You can add a custom automation algorithm to use in the app. On the Automate tab, click Add Algorithm. Import an existing algorithm by selecting From File, or create a new algorithm using the provided function or class template. See Automate Labeling in Medical Image Labeler for an example that applies a custom automation algorithm for 2-D labeling.
For this example, under Slice-Based, select the New option and click Function Template to create a new function that operates on each 2-D image slice. The app opens the template in the MATLAB editor. Replace the sample code in the template with code that you want to use. Your function must accept two arguments: each slice as a separate image, and a mask. Your function must also return a mask image.
When you are done editing the template, save the file. The Medical Image Labeler app automatically creates a button in the Automate tab toolstrip for your function. To test your function, select an option from the Slice Direction list and click Run. By default, the app applies the function to only the current slice.

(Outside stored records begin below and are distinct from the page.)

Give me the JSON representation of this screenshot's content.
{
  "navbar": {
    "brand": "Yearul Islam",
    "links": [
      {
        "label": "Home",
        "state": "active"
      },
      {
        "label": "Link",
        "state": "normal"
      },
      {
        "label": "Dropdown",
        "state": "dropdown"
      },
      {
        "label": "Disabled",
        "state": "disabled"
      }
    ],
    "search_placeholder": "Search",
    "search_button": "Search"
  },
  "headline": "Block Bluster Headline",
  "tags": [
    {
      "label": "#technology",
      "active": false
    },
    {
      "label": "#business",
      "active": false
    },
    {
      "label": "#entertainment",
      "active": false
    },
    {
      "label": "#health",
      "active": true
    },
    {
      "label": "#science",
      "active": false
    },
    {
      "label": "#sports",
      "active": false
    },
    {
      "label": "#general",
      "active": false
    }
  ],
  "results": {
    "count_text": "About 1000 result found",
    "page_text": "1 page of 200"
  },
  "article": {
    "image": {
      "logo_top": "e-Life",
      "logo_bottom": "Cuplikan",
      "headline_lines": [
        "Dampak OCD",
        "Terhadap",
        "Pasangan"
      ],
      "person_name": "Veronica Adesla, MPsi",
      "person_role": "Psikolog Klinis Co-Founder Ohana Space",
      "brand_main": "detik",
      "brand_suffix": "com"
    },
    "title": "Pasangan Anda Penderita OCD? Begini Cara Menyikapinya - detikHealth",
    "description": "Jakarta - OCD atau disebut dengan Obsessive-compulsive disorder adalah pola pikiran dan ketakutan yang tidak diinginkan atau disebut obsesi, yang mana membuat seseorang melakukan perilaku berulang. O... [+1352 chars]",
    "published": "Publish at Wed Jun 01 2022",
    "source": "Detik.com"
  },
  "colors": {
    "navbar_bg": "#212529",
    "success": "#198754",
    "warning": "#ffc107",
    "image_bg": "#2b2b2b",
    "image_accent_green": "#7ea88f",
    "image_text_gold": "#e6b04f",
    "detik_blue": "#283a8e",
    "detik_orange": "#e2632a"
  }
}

After testing your function on a single slice, you can run it on all of the slices, or a subset of the slices, in the selected direction. You can run it from the current slice to the end (the highest numbered slice) or from the current slice back to the beginning (slice 1). You can also specify a range of slices by specifying the starting slice and the ending slice.
Label Next Image Volume
For this example, the labels for
lung_027.nii.gz are complete when you have labeled each slice of the tumor. Medical Image Labeler automatically assigns a value of
0 to unlabeled pixels in the label images saved to the session folder, so you do not need to label the background manually.
To move to the next volume, select
lung_043.nii.gz in the Data Browser pane. Repeat the labeling process to draw labels on the tumor region in this volume.
Export Ground Truth Data
The Medical Image Labeler app automatically saves a
groundTruthMedical object as a MAT file in the session folder. You can also export a
groundTruthMedical object, saved as a MAT file, to an alternate file location from the app. On the Labeler tab, click Export and, under Ground Truth, select To File.
You can load the exported MAT file into the MATLAB workspace using the
load function. The properties of the
gTruthMed, contain information about the image data source, label definitions, and location of the saved label images. Display information about the object and each of its properties using these commands.
gTruthMed— Display the properties of the
gTruthMed.DataSource— Location of the source of the unlabeled medical volumes.
gTruthMed.LabelDefinitions— Table of information about label definitions.
gTruthMed.LabelData— Locations of the saved, labeled images.
 Medical Segmentation Decathlon. "Lung." Tasks. Accessed May 10, 2018. http://medicaldecathlon.com/.
The Lung data set is provided by the Medical Segmentation Decathlon under the CC-BY-SA 4.0 license. All warranties and representations are disclaimed. See the license for details. This example uses a subset of the original data set consisting of two CT volumes. The labels shown in this example were created for illustration purposes and have not been verified by a clinician.